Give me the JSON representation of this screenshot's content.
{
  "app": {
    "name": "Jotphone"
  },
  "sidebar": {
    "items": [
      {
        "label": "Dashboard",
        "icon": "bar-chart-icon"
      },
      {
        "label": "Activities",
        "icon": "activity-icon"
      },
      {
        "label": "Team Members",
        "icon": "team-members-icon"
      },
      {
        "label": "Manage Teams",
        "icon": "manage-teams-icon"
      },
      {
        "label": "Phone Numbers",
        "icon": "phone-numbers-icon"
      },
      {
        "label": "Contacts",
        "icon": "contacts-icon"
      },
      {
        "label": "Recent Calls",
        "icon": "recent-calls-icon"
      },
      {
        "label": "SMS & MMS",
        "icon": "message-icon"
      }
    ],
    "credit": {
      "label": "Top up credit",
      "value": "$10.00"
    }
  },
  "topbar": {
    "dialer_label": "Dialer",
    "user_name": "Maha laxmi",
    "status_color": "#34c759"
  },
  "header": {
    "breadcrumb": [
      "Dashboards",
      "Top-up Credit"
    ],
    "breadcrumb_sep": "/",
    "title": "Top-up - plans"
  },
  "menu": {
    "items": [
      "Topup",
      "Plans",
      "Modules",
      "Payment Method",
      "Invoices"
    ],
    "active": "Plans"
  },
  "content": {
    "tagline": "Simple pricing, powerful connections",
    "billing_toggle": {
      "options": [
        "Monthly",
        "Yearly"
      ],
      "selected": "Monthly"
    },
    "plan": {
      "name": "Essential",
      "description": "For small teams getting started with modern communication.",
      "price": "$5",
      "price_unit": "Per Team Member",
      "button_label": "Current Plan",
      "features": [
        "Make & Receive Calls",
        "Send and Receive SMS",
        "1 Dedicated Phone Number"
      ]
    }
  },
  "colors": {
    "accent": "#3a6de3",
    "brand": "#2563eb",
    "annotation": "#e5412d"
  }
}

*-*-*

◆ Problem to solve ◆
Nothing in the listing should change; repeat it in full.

◆ Exercise response ◆
Give me the JSON representation of this screenshot's content.
{
  "app": {
    "name": "Jotphone"
  },
  "sidebar": {
    "items": [
      {
        "label": "Dashboard",
        "icon": "bar-chart-icon"
      },
      {
        "label": "Activities",
        "icon": "activity-icon"
      },
      {
        "label": "Team Members",
        "icon": "team-members-icon"
      },
      {
        "label": "Manage Teams",
        "icon": "manage-teams-icon"
      },
      {
        "label": "Phone Numbers",
        "icon": "phone-numbers-icon"
      },
      {
        "label": "Contacts",
        "icon": "contacts-icon"
      },
      {
        "label": "Recent Calls",
        "icon": "recent-calls-icon"
      },
      {
        "label": "SMS & MMS",
        "icon": "message-icon"
      }
    ],
    "credit": {
      "label": "Top up credit",
      "value": "$10.00"
    }
  },
  "topbar": {
    "dialer_label": "Dialer",
    "user_name": "Maha laxmi",
    "status_color": "#34c759"
  },
  "header": {
    "breadcrumb": [
      "Dashboards",
      "Top-up Credit"
    ],
    "breadcrumb_sep": "/",
    "title": "Top-up - plans"
  },
  "menu": {
    "items": [
      "Topup",
      "Plans",
      "Modules",
      "Payment Method",
      "Invoices"
    ],
    "active": "Plans"
  },
  "content": {
    "tagline": "Simple pricing, powerful connections",
    "billing_toggle": {
      "options": [
        "Monthly",
        "Yearly"
      ],
      "selected": "Monthly"
    },
    "plan": {
      "name": "Essential",
      "description": "For small teams getting started with modern communication.",
      "price": "$5",
      "price_unit": "Per Team Member",
      "button_label": "Current Plan",
      "features": [
        "Make & Receive Calls",
        "Send and Receive SMS",
        "1 Dedicated Phone Number"
      ]
    }
  },
  "colors": {
    "accent": "#3a6de3",
    "brand": "#2563eb",
    "annotation": "#e5412d"
  }
}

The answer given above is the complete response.